"There exists a conspiracy," he said in a live televised speech, adding that Syria needs to cement its immunity against ongoing rumours directed at the country, DPA reported.
"Rumours are not important to me," said al-Assad, then asserting that all rumours heard about himself, his family and his work were baseless.
Speaking at Damascus University, al-Assad dismissed what he referred to as "foreign agendas" aimed at disrupting the country's tranquility.
"What about the scenes of destruction and vandalism?" he asked.
"The use of arms was the only option left for them," said al-Assad, blaming the killing of some civilians and security forces on paid gunmen and destructive elements.
"Some are being paid money to film the protest while others are being paid to take part in protests," said al-Assad, without, however, indicating who was behind the activities.
"Innocent blood has been shed," he said.
Al-Assad, who took over the presidency shortly after his father's death in 2000, has used Syria's vast security apparatus, including an army division led by his brother Maher al-Assad, to try and quell the uprising, according to witnesses.
Emboldened by successful uprisings in Tunisia and Egypt, hundreds of thousands of Syrians have taken to the streets in the past three months to demand greater democracy, civil liberties and the ouster of al-Assad from power.
Local human rights groups have said more than 1,300 civilians have been killed since protests erupted mid-March across Syria, a country of around 20 million people.
The death toll is difficult to verify as the government has banned the entry of foreign journalists and international human rights groups.
In his third address to the nation since the uprising began, the embattled president said Syria was at "a defining moment."
He said that a National Dialogue Authority has been tasked with making reforms and reaching out to those with legitimate needs.
"But tens of hundreds cannot think for millions," he said.
Although he promised laws would be ratified and a new constitution discussed, al-Assad stopped short of giving a time frame for greater reforms. He also did not specify which reforms might be implemented.
"If a new constitution is proposed, a referendum is needed," said al-Assad. "A new constitution will be the last step."

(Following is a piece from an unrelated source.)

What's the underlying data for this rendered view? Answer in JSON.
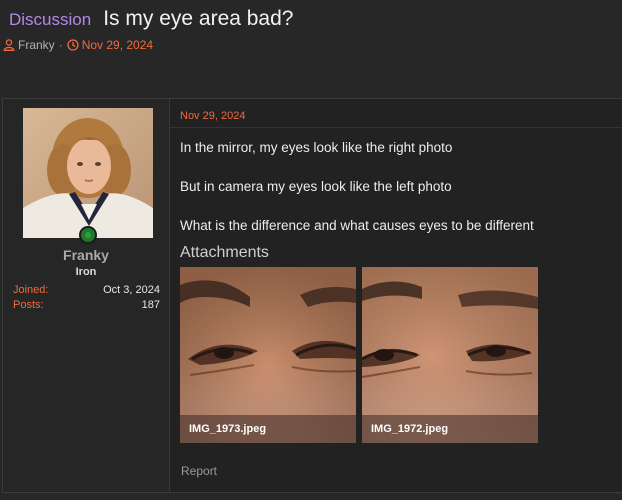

Since protests began, al-Assad first addressed the nation on March 30 and blamed the unrest on foreign conspirators. His second speech was on April 16 to announce the end to an emergency law in place since 1963.
Referring to previous reform promises, al-Assad said Monday that "lifting the emergency law does not mean people have the right to violate the law."
The speech came on the same day that European Union foreign ministers were to debate a tightening of sanctions against Damascus.
A travel ban and asset freeze against 23 Syrians, including al-Assad, has been in place since May, but the EU is also considering expanding the list and halting business contacts with certain Syrian companies.